## [What the exercise asks]
Output each entry in full so that the result matches the data exactly.

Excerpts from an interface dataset
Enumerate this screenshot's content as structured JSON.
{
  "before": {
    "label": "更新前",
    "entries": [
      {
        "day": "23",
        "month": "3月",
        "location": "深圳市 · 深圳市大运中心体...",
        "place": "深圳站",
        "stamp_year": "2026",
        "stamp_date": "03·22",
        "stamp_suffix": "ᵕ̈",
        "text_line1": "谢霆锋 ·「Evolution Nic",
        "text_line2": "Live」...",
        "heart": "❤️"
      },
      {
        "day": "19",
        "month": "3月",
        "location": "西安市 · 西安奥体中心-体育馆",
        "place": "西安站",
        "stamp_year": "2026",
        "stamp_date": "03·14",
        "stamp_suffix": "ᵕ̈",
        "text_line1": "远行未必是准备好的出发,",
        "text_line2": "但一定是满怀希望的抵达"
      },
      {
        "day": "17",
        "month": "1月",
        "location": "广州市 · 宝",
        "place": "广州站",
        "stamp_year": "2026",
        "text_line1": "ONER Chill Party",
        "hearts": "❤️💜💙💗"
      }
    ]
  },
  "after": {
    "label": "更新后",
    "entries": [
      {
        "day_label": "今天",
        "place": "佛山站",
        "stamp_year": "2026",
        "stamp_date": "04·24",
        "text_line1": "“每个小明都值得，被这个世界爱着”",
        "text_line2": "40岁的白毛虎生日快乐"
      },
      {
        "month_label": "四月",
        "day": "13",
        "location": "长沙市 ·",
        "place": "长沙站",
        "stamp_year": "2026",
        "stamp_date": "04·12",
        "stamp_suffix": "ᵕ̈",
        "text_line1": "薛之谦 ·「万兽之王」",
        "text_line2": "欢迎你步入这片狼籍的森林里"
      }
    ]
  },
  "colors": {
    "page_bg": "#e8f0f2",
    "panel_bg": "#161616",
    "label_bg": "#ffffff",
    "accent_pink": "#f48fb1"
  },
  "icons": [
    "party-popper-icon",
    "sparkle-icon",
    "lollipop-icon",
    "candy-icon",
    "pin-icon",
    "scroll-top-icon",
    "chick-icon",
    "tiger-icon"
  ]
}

## [Result]
Enumerate this screenshot's content as structured JSON.
{
  "before": {
    "label": "更新前",
    "entries": [
      {
        "day": "23",
        "month": "3月",
        "location": "深圳市 · 深圳市大运中心体...",
        "place": "深圳站",
        "stamp_year": "2026",
        "stamp_date": "03·22",
        "stamp_suffix": "ᵕ̈",
        "text_line1": "谢霆锋 ·「Evolution Nic",
        "text_line2": "Live」...",
        "heart": "❤️"
      },
      {
        "day": "19",
        "month": "3月",
        "location": "西安市 · 西安奥体中心-体育馆",
        "place": "西安站",
        "stamp_year": "2026",
        "stamp_date": "03·14",
        "stamp_suffix": "ᵕ̈",
        "text_line1": "远行未必是准备好的出发,",
        "text_line2": "但一定是满怀希望的抵达"
      },
      {
        "day": "17",
        "month": "1月",
        "location": "广州市 · 宝",
        "place": "广州站",
        "stamp_year": "2026",
        "text_line1": "ONER Chill Party",
        "hearts": "❤️💜💙💗"
      }
    ]
  },
  "after": {
    "label": "更新后",
    "entries": [
      {
        "day_label": "今天",
        "place": "佛山站",
        "stamp_year": "2026",
        "stamp_date": "04·24",
        "text_line1": "“每个小明都值得，被这个世界爱着”",
        "text_line2": "40岁的白毛虎生日快乐"
      },
      {
        "month_label": "四月",
        "day": "13",
        "location": "长沙市 ·",
        "place": "长沙站",
        "stamp_year": "2026",
        "stamp_date": "04·12",
        "stamp_suffix": "ᵕ̈",
        "text_line1": "薛之谦 ·「万兽之王」",
        "text_line2": "欢迎你步入这片狼籍的森林里"
      }
    ]
  },
  "colors": {
    "page_bg": "#e8f0f2",
    "panel_bg": "#161616",
    "label_bg": "#ffffff",
    "accent_pink": "#f48fb1"
  },
  "icons": [
    "party-popper-icon",
    "sparkle-icon",
    "lollipop-icon",
    "candy-icon",
    "pin-icon",
    "scroll-top-icon",
    "chick-icon",
    "tiger-icon"
  ]
}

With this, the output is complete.